- measures of the communication practices used by business and government in their communication with the public
- quantified data on the number and types of faults in public documents
- measurements showing how far short or above acceptable performance levels public documents stand
- diagnostic data on the causes of faults in public documents
What are public documents
- voice systems
- legal documents,
- product labelling
- consumer instructions
the stuff of ordinary life that originates from business and government and makes up a large part of the daily communication between organisations and the public.
Origins of baseline measurements
We did our early benchmarking research at the baseline measurement stage of projects, helping our Member organisations improve their communication with the public.
When used as part of our design process, the data provided us with valuable insights into what was wrong with their current practice. Additionally, we were able to refer to the baseline measurement data at the Testing and Monitoring stages of the process to detect and quantify any improvements resulting from a new prototype.id_process
Background to our next study
Over the last 10 years we expanded the scope and application of our benchmarking research, taking them out of their specific role within the design process for particular information documents, and using them as stand-alone studies of whole classes of information, calling these studies Communication Benchmarks.
In the mid-1990s CRI undertook Communication Benchmarks studies in Australia of banking websites, medicine labelling, Statements of Advice (SOA) for financial products, government and business forms, utility bills, standard letters, Consumer Medicines Information (CMI), insurance policy documents, and many other types of designed information.
Detailed data from many of these these studies are available to CRI Members.
Wherever possible, we avoid drawing attention to specific institutions. We have no interest in ‘naming and shaming’. Rather, our interest is in drawing attention to current public communication practices, in order to help a whole industry improve its practices in the future. The data we provide establish the communication benchmarks against which we can measure future improved practices.
Our next Communication Benchmark study
This Communication Benchmarks is the second international study of a document that is in widespread use around the world, and which has attracted considerable public attention: Credit Card Statements (CCS).
All those involved in the first research study were volunteers. Eleven CRI Fellows and Subscribers from Australia, Austria, Chile, Netherlands, Portugal, South Africa, UK and USA gave freely of their time as investigators on the project, and they recruited other volunteers to participate in the study. The whole project was managed by Alex Tyers in Melbourne.
The full report was the result of their collective efforts and collaboration. Both the investigators and participants have made an important contribution to our field.

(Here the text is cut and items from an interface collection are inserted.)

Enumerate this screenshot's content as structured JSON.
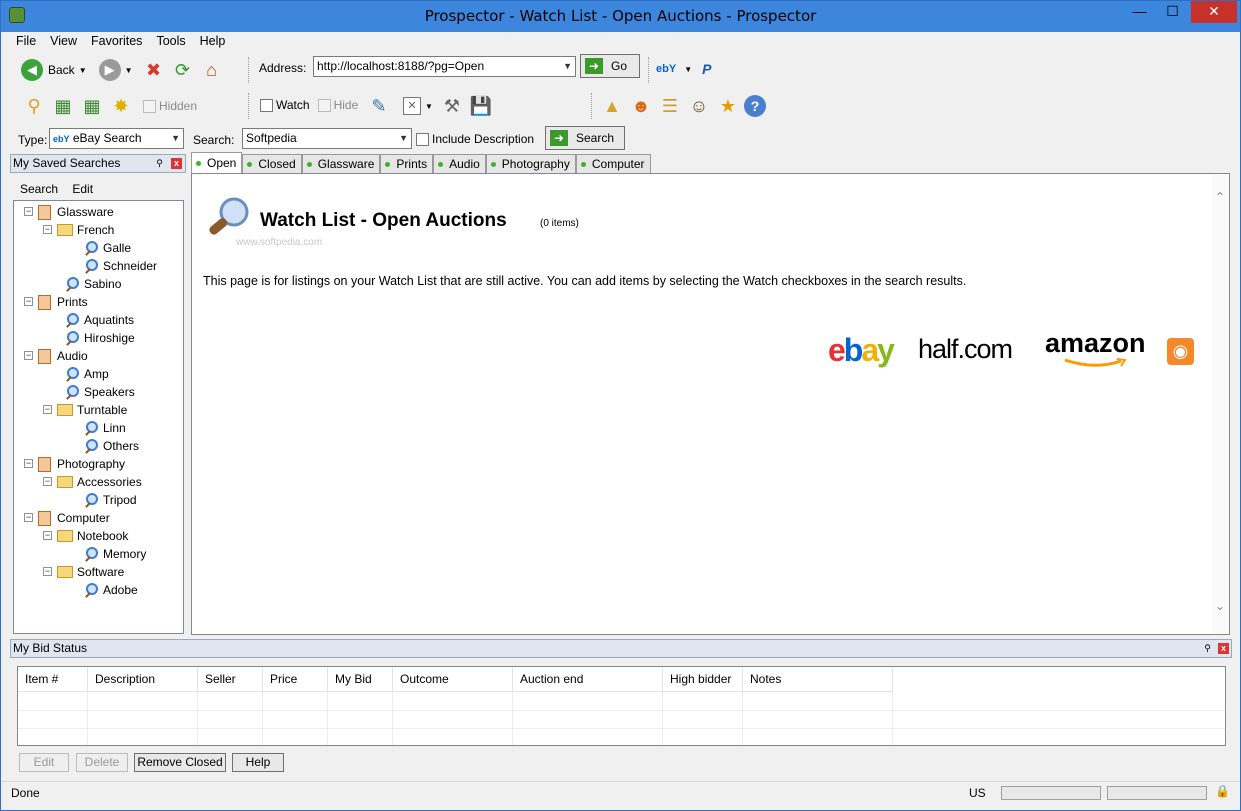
{
  "window": {
    "title": "Prospector - Watch List - Open Auctions - Prospector"
  },
  "menu": [
    "File",
    "View",
    "Favorites",
    "Tools",
    "Help"
  ],
  "toolbar": {
    "back_label": "Back",
    "address_label": "Address:",
    "address_value": "http://localhost:8188/?pg=Open",
    "go_label": "Go",
    "ebay_mini": "ebY",
    "hidden_label": "Hidden",
    "watch_label": "Watch",
    "hide_label": "Hide",
    "type_label": "Type:",
    "type_value": "eBay Search",
    "type_prefix": "ebY",
    "search_label": "Search:",
    "search_value": "Softpedia",
    "include_desc_label": "Include Description",
    "search_button": "Search"
  },
  "saved_searches": {
    "title": "My Saved Searches",
    "menu": [
      "Search",
      "Edit"
    ],
    "tree": [
      {
        "label": "Glassware",
        "type": "book",
        "level": 0,
        "exp": "−"
      },
      {
        "label": "French",
        "type": "folder",
        "level": 1,
        "exp": "−"
      },
      {
        "label": "Galle",
        "type": "search",
        "level": 2
      },
      {
        "label": "Schneider",
        "type": "search",
        "level": 2
      },
      {
        "label": "Sabino",
        "type": "search",
        "level": 1
      },
      {
        "label": "Prints",
        "type": "book",
        "level": 0,
        "exp": "−"
      },
      {
        "label": "Aquatints",
        "type": "search",
        "level": 1
      },
      {
        "label": "Hiroshige",
        "type": "search",
        "level": 1
      },
      {
        "label": "Audio",
        "type": "book",
        "level": 0,
        "exp": "−"
      },
      {
        "label": "Amp",
        "type": "search",
        "level": 1
      },
      {
        "label": "Speakers",
        "type": "search",
        "level": 1
      },
      {
        "label": "Turntable",
        "type": "folder",
        "level": 1,
        "exp": "−"
      },
      {
        "label": "Linn",
        "type": "search",
        "level": 2
      },
      {
        "label": "Others",
        "type": "search",
        "level": 2
      },
      {
        "label": "Photography",
        "type": "book",
        "level": 0,
        "exp": "−"
      },
      {
        "label": "Accessories",
        "type": "folder",
        "level": 1,
        "exp": "−"
      },
      {
        "label": "Tripod",
        "type": "search",
        "level": 2
      },
      {
        "label": "Computer",
        "type": "book",
        "level": 0,
        "exp": "−"
      },
      {
        "label": "Notebook",
        "type": "folder",
        "level": 1,
        "exp": "−"
      },
      {
        "label": "Memory",
        "type": "search",
        "level": 2
      },
      {
        "label": "Software",
        "type": "folder",
        "level": 1,
        "exp": "−"
      },
      {
        "label": "Adobe",
        "type": "search",
        "level": 2
      }
    ]
  },
  "tabs": [
    {
      "label": "Open",
      "active": true
    },
    {
      "label": "Closed"
    },
    {
      "label": "Glassware"
    },
    {
      "label": "Prints"
    },
    {
      "label": "Audio"
    },
    {
      "label": "Photography"
    },
    {
      "label": "Computer"
    }
  ],
  "page": {
    "title": "Watch List - Open Auctions",
    "count": "(0 items)",
    "watermark": "www.softpedia.com",
    "description": "This page is for listings on your Watch List that are still active. You can add items by selecting the Watch checkboxes in the search results.",
    "logos": [
      "ebay",
      "half.com",
      "amazon"
    ]
  },
  "bid_status": {
    "title": "My Bid Status",
    "columns": [
      "Item #",
      "Description",
      "Seller",
      "Price",
      "My Bid",
      "Outcome",
      "Auction end",
      "High bidder",
      "Notes"
    ],
    "buttons": [
      {
        "label": "Edit",
        "enabled": false
      },
      {
        "label": "Delete",
        "enabled": false
      },
      {
        "label": "Remove Closed",
        "enabled": true
      },
      {
        "label": "Help",
        "enabled": true
      }
    ]
  },
  "status": {
    "text": "Done",
    "locale": "US"
  },
  "colors": {
    "title_bar": "#3d86de",
    "tab_dot": "#3bb32c",
    "ebay_red": "#e53238",
    "ebay_blue": "#0064d2",
    "ebay_yellow": "#f5af02",
    "ebay_green": "#86b817",
    "amazon_orange": "#ff9900"
  }
}
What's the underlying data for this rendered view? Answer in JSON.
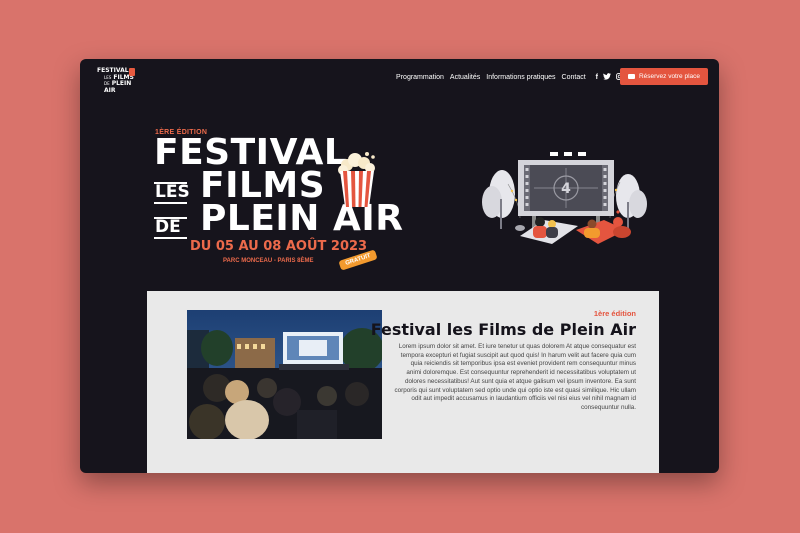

The first Communication Benchmark study of CSS coincided with the General Financial Crisis. 10 Years on we want to revisit CCS to see what if any changes have occured.